- Your assignment -
Reproduce the full listing as it stands. Images do not belong in the copy.

- Given records -
+ + +

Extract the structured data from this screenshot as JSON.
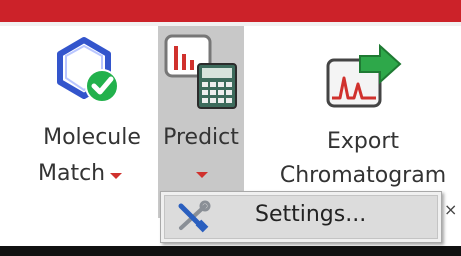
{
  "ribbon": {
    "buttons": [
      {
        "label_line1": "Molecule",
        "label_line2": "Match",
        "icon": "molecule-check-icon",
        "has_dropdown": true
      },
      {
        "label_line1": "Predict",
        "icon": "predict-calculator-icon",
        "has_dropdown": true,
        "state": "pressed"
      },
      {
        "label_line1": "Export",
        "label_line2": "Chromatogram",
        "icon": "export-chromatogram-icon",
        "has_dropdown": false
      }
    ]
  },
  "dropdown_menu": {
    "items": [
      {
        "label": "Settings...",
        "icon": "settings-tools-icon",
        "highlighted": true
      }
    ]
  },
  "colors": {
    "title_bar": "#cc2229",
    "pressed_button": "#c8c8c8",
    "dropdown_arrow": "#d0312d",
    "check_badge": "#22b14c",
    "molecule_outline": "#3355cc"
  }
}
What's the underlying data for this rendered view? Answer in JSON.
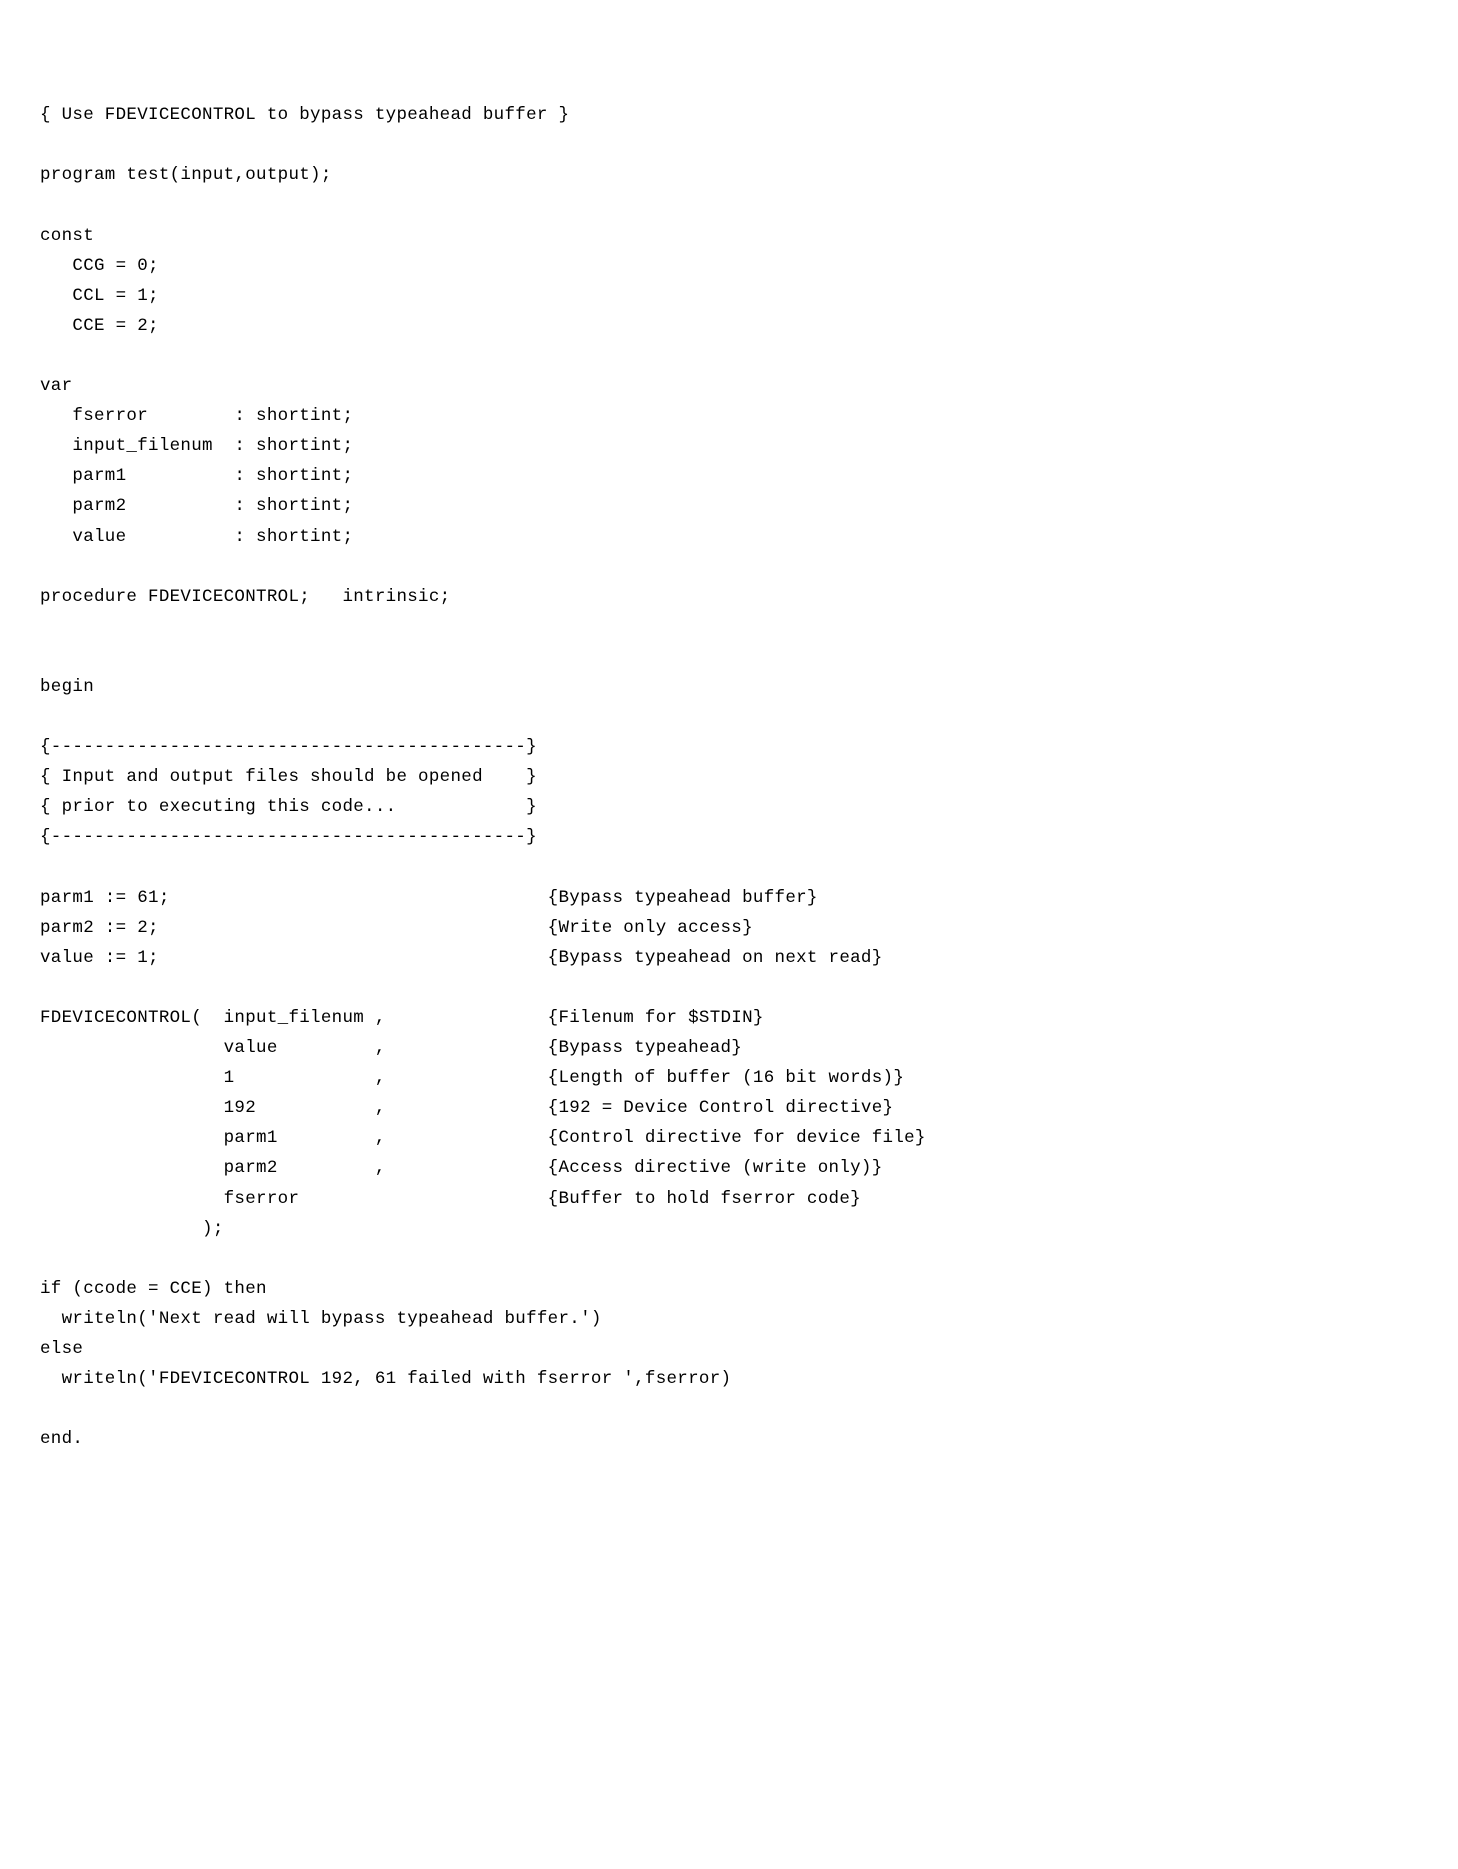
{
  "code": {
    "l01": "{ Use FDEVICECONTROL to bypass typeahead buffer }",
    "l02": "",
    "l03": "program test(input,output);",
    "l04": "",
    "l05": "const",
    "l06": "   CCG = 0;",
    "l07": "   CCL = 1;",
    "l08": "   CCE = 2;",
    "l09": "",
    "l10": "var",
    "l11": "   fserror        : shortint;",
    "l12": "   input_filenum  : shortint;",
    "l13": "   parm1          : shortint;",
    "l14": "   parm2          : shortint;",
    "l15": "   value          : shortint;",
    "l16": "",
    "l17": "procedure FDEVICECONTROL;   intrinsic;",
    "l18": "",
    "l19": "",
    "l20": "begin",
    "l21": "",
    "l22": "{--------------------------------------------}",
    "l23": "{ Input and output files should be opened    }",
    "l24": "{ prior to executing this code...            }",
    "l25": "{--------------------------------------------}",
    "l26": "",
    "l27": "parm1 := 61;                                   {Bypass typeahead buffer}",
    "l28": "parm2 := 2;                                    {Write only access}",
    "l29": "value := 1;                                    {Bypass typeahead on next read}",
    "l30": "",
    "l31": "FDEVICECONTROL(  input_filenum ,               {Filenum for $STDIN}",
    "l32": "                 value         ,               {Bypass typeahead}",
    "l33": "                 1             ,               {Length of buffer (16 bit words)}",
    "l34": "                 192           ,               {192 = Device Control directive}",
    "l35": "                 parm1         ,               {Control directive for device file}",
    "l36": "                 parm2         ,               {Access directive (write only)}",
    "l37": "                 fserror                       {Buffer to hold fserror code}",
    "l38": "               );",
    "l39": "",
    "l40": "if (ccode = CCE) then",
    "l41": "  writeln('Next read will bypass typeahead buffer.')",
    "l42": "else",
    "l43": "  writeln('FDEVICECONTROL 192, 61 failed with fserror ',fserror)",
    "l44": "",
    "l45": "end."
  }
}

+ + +

- Task result -
Extract the structured data from this screenshot as JSON.
{
  "ribbon": {
    "buttons": [
      {
        "label_line1": "Molecule",
        "label_line2": "Match",
        "icon": "molecule-check-icon",
        "has_dropdown": true
      },
      {
        "label_line1": "Predict",
        "icon": "predict-calculator-icon",
        "has_dropdown": true,
        "state": "pressed"
      },
      {
        "label_line1": "Export",
        "label_line2": "Chromatogram",
        "icon": "export-chromatogram-icon",
        "has_dropdown": false
      }
    ]
  },
  "dropdown_menu": {
    "items": [
      {
        "label": "Settings...",
        "icon": "settings-tools-icon",
        "highlighted": true
      }
    ]
  },
  "colors": {
    "title_bar": "#cc2229",
    "pressed_button": "#c8c8c8",
    "dropdown_arrow": "#d0312d",
    "check_badge": "#22b14c",
    "molecule_outline": "#3355cc"
  }
}
What's the underlying data for this rendered view? Answer in JSON.
{
  "code": {
    "l01": "{ Use FDEVICECONTROL to bypass typeahead buffer }",
    "l02": "",
    "l03": "program test(input,output);",
    "l04": "",
    "l05": "const",
    "l06": "   CCG = 0;",
    "l07": "   CCL = 1;",
    "l08": "   CCE = 2;",
    "l09": "",
    "l10": "var",
    "l11": "   fserror        : shortint;",
    "l12": "   input_filenum  : shortint;",
    "l13": "   parm1          : shortint;",
    "l14": "   parm2          : shortint;",
    "l15": "   value          : shortint;",
    "l16": "",
    "l17": "procedure FDEVICECONTROL;   intrinsic;",
    "l18": "",
    "l19": "",
    "l20": "begin",
    "l21": "",
    "l22": "{--------------------------------------------}",
    "l23": "{ Input and output files should be opened    }",
    "l24": "{ prior to executing this code...            }",
    "l25": "{--------------------------------------------}",
    "l26": "",
    "l27": "parm1 := 61;                                   {Bypass typeahead buffer}",
    "l28": "parm2 := 2;                                    {Write only access}",
    "l29": "value := 1;                                    {Bypass typeahead on next read}",
    "l30": "",
    "l31": "FDEVICECONTROL(  input_filenum ,               {Filenum for $STDIN}",
    "l32": "                 value         ,               {Bypass typeahead}",
    "l33": "                 1             ,               {Length of buffer (16 bit words)}",
    "l34": "                 192           ,               {192 = Device Control directive}",
    "l35": "                 parm1         ,               {Control directive for device file}",
    "l36": "                 parm2         ,               {Access directive (write only)}",
    "l37": "                 fserror                       {Buffer to hold fserror code}",
    "l38": "               );",
    "l39": "",
    "l40": "if (ccode = CCE) then",
    "l41": "  writeln('Next read will bypass typeahead buffer.')",
    "l42": "else",
    "l43": "  writeln('FDEVICECONTROL 192, 61 failed with fserror ',fserror)",
    "l44": "",
    "l45": "end."
  }
}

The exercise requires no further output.